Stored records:

*** Begin section ***

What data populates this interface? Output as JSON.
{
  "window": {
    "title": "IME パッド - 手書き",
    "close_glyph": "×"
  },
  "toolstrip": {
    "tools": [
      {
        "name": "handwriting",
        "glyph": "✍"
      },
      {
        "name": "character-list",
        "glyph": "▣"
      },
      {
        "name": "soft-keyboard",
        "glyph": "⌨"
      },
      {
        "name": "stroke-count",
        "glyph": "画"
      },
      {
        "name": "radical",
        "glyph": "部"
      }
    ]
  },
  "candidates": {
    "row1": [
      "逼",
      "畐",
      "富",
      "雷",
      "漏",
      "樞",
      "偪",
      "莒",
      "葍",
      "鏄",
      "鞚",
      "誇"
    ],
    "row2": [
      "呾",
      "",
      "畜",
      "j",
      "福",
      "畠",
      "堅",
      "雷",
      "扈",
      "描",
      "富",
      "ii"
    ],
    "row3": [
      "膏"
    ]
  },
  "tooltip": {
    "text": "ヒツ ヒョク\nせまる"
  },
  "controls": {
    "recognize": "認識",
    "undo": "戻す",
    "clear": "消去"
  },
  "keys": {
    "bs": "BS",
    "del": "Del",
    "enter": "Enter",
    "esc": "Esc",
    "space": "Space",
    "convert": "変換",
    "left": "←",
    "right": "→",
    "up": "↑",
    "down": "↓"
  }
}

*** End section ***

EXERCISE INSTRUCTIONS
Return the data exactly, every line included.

TASK ANSWER
What data populates this interface? Output as JSON.
{
  "window": {
    "title": "IME パッド - 手書き",
    "close_glyph": "×"
  },
  "toolstrip": {
    "tools": [
      {
        "name": "handwriting",
        "glyph": "✍"
      },
      {
        "name": "character-list",
        "glyph": "▣"
      },
      {
        "name": "soft-keyboard",
        "glyph": "⌨"
      },
      {
        "name": "stroke-count",
        "glyph": "画"
      },
      {
        "name": "radical",
        "glyph": "部"
      }
    ]
  },
  "candidates": {
    "row1": [
      "逼",
      "畐",
      "富",
      "雷",
      "漏",
      "樞",
      "偪",
      "莒",
      "葍",
      "鏄",
      "鞚",
      "誇"
    ],
    "row2": [
      "呾",
      "",
      "畜",
      "j",
      "福",
      "畠",
      "堅",
      "雷",
      "扈",
      "描",
      "富",
      "ii"
    ],
    "row3": [
      "膏"
    ]
  },
  "tooltip": {
    "text": "ヒツ ヒョク\nせまる"
  },
  "controls": {
    "recognize": "認識",
    "undo": "戻す",
    "clear": "消去"
  },
  "keys": {
    "bs": "BS",
    "del": "Del",
    "enter": "Enter",
    "esc": "Esc",
    "space": "Space",
    "convert": "変換",
    "left": "←",
    "right": "→",
    "up": "↑",
    "down": "↓"
  }
}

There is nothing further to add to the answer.